The government of Russia will angrily remind the world that these Ukrainian ‘authorities’ came to power as a result of a coup planned and carried out by pro-Western and anti-Russian extremists, inspired by the US and EU, and that ethnic Russians in Ukraine are now facing discrimination and worse. NATO may even revive its old favourite scheme to install US missile defence systems in Central Europe (the old story was that these would protect NATO allies against ‘rogue states’ like Iran). ‘Sanctions’ will follow, a variant of the Cold War will once again settle over Europe.

But the finance and economics of this confrontation will change. The US and EU are intent on having some semblance of what they call a state in Ukraine in which to funnel billions of dollars and euros – that this economy even before the engineered coup was ramshackle and corrupt (run by oligarchs, now replaced by other oligarchs) does not seem to be a consideration. The pliant media assisted by faithful think-tanks who march to the drumbeat of the US State Department will paint this movement of speculative capital as being necessary to create a prosperous and democratic society. There will be no reference made to Yugoslavia, where the same set of tactics was used, and which didn’t work.

There are other differences. The opposition in Crimea to the USA-backed and fascist-led putsch of 22 February 2014 in Kiev has infuriated the US government in Washington and its EU ‘western’ allies. In Ukraine, the coup-installed government takes its orders from the International Monetary Fund and from Wall Street bankers (the source of or gatekeepers of the said billions) and is preparing a programme of savage austerity measures against the working class – of the same kind that has ruined labour in Greece, Italy, Portugal and Spain (which has also ruined labour in the ‘western allies’ but that ruination has been hidden better).

These foul machinations will be obscured by a typhoon of propaganda. Already incendiary proposals are circulating in the American and the global financial media. In an article titled ‘How to Put Military Pressure on Russia’, the Wall Street Journal (the house organ of the Davos parasites) has called for arming Polish Air Force F-16 fighters with nuclear weapons (!) and stationing detachments of US ground troops in Poland, Romania and the Baltic countries.

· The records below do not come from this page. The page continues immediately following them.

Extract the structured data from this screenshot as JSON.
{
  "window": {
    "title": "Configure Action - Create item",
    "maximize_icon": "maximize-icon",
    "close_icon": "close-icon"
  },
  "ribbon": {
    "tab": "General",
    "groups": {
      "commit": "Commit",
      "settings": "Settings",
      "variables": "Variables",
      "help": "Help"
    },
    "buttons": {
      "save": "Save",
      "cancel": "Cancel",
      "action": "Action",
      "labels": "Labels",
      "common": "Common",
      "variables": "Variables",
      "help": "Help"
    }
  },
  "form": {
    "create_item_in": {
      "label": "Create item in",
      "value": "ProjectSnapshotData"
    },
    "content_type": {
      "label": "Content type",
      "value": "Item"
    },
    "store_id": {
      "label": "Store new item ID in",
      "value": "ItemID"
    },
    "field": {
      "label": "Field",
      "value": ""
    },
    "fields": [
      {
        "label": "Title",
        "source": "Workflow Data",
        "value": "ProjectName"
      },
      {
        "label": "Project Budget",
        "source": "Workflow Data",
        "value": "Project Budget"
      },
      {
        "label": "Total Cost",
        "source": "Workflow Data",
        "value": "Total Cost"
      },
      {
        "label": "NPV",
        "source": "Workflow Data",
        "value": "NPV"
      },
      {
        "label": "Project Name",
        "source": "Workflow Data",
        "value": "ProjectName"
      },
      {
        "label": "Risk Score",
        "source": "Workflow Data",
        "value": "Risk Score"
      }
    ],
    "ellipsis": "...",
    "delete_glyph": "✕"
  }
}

This has been backed by thuggish statements from Kerry, who said this week that if the Crimean vote takes place “there will be a very serious series of steps on Monday in Europe” and that sanctions against Russia would “get ugly fast”. Al Capone would have welcomed Kerry’s brand of diplomacy. Not far behind however are German chancellor Angela Merkel and Britain’s prime minister David Cameron. Also this week, Merkel said that planned EU sanctions are meant to cause “massive political and economic harm” to Russia, while Cameron promised, as any schoolyard bully does, that if we don’t “see Ukrainians and Russians talking to each other” (about what the USA and EU want, not about what the Ukrainians, Russians and Crimeans want) “then there are going to have to be consequences”.

The blatantly provocative and dangerously violent nature and tone of the pronouncements made by these heads of government and senior functionaries is to my mind in need of United Nations attention. Instead, UN secretary-general Ban Ki-moon told reporters in New York that the situation in Ukraine continues to deteriorate and there was “a great risk of dangerous, downward spiral”. He urged Russia and Ukraine not to take “hasty measures” that “may impact the sovereignty, unity and territorial integrity of Ukraine”. Not a word by the UN sec-gen about the atrocious and dangerous misconduct by the heads of government of the ‘western nations’, by John Kerry, Barack Obama and Samantha Powers on this matter. So much for the ‘United’ part of the UN.

Written by makanaka

March 15, 2014 at 22:14